An artist of mixed European and Indigenous heritage, Jungen first made waves in the art world in the late 1990s, transforming Nike Air Jordan sneakers into Indigenous-looking masks. This became a 23-piece soft sculpture series called Prototype for New Understanding – 20 of which are on display at the AGO. Another show-stopping work is Cetology (2002) – a stunning 40-foot long sculpture of a whale skeleton that Jungen constructed out of plastic patio chairs and suspended from the gallery ceiling. Allocate at least a half-day to marvel at his sculptures and the awesome film installation displaying the artist’s personal archive of materials and inspirations. As always, AGO Members, AGO Annual Pass Holders and visitors 25 and under get free admission to special exhibitions like this one.

Family-Fun Activities Galore

If you’re looking to keep the kids busy, the AGO has your back. The Museum’s events and programming calendar is packed with family-friendly activities, including family flashlight tours of the Thomson Collection of Ship Models and the dedicated makerspace, where recycled materials can be turned into art. Starting in November, Family Sundays return, with a host of free family activities free with general admission. For the littlest visitors, there is also the Dr. Mariano Elia Hands-On Centre – a designated zone for art making and creative play for kids ages 5 and under – and look for the “Art Cart” – a mobile art activity centre that cruises the galleries. Wondering how to make your summer more artful? Guided by professional artist instructors, the AGO’s one- and two-week intensive camps encourage kids to explore their creative side. There are also one-off classes for budding artists as young as two years old and a “Strolling the Galleries” tour that’s a real sanity-saver for parents with babies and toddlers.

Go Back to School

Did you know the AGO also offers cool courses geared for grown-ups? You don’t have to be Picasso to take ‘em: instructors at the Anne Tanenbaum Gallery School offer workshops for all ages and abilities in a fun and supportive environment that includes access to the galleries.
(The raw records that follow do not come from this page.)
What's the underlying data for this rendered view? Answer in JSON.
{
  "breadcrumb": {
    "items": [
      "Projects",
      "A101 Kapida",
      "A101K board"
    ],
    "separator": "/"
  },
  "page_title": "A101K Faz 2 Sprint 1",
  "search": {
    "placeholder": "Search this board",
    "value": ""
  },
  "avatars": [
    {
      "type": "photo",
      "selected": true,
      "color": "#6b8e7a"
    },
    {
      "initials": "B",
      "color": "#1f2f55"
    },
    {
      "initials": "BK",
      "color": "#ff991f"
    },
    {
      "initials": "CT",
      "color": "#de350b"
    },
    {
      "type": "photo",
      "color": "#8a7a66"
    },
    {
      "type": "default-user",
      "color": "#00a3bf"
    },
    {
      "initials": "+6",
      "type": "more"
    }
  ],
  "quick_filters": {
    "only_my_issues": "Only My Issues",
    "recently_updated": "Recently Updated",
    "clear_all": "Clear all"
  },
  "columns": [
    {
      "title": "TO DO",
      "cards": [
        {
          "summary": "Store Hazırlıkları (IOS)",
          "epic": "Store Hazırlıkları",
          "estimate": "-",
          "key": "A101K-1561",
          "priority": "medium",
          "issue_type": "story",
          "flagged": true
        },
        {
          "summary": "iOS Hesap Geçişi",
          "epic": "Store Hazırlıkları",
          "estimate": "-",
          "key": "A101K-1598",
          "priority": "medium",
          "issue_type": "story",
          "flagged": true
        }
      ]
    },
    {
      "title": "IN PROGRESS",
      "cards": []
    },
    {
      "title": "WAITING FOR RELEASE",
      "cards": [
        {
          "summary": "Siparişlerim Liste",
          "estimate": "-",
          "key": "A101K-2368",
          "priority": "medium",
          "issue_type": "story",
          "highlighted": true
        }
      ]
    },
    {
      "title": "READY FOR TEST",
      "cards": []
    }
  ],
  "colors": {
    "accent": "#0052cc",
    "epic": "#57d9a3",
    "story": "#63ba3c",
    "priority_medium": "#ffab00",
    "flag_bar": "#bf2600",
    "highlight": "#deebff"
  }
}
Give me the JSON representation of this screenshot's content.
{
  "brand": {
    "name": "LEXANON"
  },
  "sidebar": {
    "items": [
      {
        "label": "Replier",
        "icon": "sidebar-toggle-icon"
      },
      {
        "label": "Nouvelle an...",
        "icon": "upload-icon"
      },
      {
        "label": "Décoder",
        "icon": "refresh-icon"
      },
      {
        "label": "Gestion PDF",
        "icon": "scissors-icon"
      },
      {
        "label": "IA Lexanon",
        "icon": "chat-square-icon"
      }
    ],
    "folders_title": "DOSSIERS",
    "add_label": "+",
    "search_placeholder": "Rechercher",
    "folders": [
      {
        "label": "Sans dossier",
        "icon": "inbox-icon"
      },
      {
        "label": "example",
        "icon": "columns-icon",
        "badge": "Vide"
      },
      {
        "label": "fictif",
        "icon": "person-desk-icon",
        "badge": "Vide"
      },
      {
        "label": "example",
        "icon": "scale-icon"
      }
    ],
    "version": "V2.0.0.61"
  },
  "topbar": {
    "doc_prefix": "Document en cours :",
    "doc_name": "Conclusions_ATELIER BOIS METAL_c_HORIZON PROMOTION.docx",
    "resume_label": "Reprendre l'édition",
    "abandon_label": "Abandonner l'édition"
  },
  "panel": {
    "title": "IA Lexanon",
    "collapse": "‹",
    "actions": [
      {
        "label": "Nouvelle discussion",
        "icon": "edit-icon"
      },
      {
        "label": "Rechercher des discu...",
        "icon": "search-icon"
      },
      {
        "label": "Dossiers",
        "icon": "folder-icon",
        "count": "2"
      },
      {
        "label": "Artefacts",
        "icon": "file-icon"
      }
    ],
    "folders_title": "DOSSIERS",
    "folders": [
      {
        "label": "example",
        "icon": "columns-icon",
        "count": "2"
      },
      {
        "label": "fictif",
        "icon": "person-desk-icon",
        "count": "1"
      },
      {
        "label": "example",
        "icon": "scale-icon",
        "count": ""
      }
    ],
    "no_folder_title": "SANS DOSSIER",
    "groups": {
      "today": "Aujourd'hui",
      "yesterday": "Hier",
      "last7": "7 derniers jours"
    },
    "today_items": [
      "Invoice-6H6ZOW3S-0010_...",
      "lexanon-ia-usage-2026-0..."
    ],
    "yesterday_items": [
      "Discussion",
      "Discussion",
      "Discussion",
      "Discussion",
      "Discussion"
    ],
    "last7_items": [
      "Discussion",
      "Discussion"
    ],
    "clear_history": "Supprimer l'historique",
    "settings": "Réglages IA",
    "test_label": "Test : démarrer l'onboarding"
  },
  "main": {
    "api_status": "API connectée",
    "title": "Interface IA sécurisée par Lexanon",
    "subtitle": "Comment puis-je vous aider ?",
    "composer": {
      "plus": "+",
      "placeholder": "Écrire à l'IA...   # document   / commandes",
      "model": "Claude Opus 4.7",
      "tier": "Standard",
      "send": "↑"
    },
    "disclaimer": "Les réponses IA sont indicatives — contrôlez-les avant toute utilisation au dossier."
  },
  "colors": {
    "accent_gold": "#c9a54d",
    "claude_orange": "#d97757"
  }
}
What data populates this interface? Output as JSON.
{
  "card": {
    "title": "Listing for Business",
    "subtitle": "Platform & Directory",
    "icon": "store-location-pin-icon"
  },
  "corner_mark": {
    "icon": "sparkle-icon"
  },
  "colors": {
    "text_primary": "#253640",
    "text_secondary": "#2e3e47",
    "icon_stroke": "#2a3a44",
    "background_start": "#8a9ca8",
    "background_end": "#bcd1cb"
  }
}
Channel your inner Van Gogh at Introduction to Watercolours, try cartooning at Introduction to Comics, start snapping at Life Photography or drink and draw at the AGO Bistro for a casual Friday night outing. It’s a great way to discover your creative side while meeting other art lovers in the city.

Indulge in Edible Art!

Take a break from gallery galivanting and get a taste of edible art at the AGO Bistro – an award-winning restaurant designed by world-famous architect Frank Gehry. Hungry hordes flock here to savour exquisite dishes made from local, seasonal fare, and it’s a hot spot during Winterlicious and Summerlicious. If you go to the Brian Jungen Friendship Centre exhibition, make sure to stop in for a bite to eat: the chef has crafted a mouth-watering menu of western Canadian flavours to accompany the exhibition. Make the AGO Your Culture Cornerstone Boredom is impossible at the AGO. Keep an eye on the AGO’s events calendar; it’s packed with everything from film screenings and book launches to pop-up talks to live performances and art parties. This mighty museum is truly a cultural cornerstone in the city, offering a dose of art immersion for anyone who walks through its doors. What’s also awesome? There’s free admission to the AGO collection and exhibitions every Wednesday from 6-9 pm.